__WHAT YOU SHOULD DO__. Without omitting anything, copy every entry word for word.

__DATA PROVIDED__.

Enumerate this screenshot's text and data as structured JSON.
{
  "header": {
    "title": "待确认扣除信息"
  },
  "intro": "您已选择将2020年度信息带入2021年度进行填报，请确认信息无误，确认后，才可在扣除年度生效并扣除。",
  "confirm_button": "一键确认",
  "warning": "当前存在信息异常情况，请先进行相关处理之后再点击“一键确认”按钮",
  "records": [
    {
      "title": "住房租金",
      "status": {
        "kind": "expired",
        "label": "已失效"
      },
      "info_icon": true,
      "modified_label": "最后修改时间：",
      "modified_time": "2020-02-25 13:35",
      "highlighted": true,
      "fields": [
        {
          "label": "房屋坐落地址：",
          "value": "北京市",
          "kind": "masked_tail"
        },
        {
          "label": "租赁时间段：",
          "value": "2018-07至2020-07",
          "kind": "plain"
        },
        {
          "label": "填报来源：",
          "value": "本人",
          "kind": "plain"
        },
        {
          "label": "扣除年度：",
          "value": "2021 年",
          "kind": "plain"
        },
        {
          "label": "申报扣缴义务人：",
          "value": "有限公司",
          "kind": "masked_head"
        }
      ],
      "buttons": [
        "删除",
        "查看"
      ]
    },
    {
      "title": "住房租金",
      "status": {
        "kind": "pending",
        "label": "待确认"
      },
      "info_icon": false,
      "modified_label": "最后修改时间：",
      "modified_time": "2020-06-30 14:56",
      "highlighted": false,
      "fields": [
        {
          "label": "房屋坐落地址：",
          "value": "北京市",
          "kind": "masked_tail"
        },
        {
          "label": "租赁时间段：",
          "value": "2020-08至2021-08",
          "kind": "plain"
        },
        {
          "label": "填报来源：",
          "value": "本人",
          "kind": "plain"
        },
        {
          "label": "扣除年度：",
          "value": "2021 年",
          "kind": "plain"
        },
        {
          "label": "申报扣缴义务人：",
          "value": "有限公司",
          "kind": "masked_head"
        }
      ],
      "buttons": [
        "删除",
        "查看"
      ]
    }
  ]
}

__RESULT FOR THIS TASK__.
Enumerate this screenshot's text and data as structured JSON.
{
  "header": {
    "title": "待确认扣除信息"
  },
  "intro": "您已选择将2020年度信息带入2021年度进行填报，请确认信息无误，确认后，才可在扣除年度生效并扣除。",
  "confirm_button": "一键确认",
  "warning": "当前存在信息异常情况，请先进行相关处理之后再点击“一键确认”按钮",
  "records": [
    {
      "title": "住房租金",
      "status": {
        "kind": "expired",
        "label": "已失效"
      },
      "info_icon": true,
      "modified_label": "最后修改时间：",
      "modified_time": "2020-02-25 13:35",
      "highlighted": true,
      "fields": [
        {
          "label": "房屋坐落地址：",
          "value": "北京市",
          "kind": "masked_tail"
        },
        {
          "label": "租赁时间段：",
          "value": "2018-07至2020-07",
          "kind": "plain"
        },
        {
          "label": "填报来源：",
          "value": "本人",
          "kind": "plain"
        },
        {
          "label": "扣除年度：",
          "value": "2021 年",
          "kind": "plain"
        },
        {
          "label": "申报扣缴义务人：",
          "value": "有限公司",
          "kind": "masked_head"
        }
      ],
      "buttons": [
        "删除",
        "查看"
      ]
    },
    {
      "title": "住房租金",
      "status": {
        "kind": "pending",
        "label": "待确认"
      },
      "info_icon": false,
      "modified_label": "最后修改时间：",
      "modified_time": "2020-06-30 14:56",
      "highlighted": false,
      "fields": [
        {
          "label": "房屋坐落地址：",
          "value": "北京市",
          "kind": "masked_tail"
        },
        {
          "label": "租赁时间段：",
          "value": "2020-08至2021-08",
          "kind": "plain"
        },
        {
          "label": "填报来源：",
          "value": "本人",
          "kind": "plain"
        },
        {
          "label": "扣除年度：",
          "value": "2021 年",
          "kind": "plain"
        },
        {
          "label": "申报扣缴义务人：",
          "value": "有限公司",
          "kind": "masked_head"
        }
      ],
      "buttons": [
        "删除",
        "查看"
      ]
    }
  ]
}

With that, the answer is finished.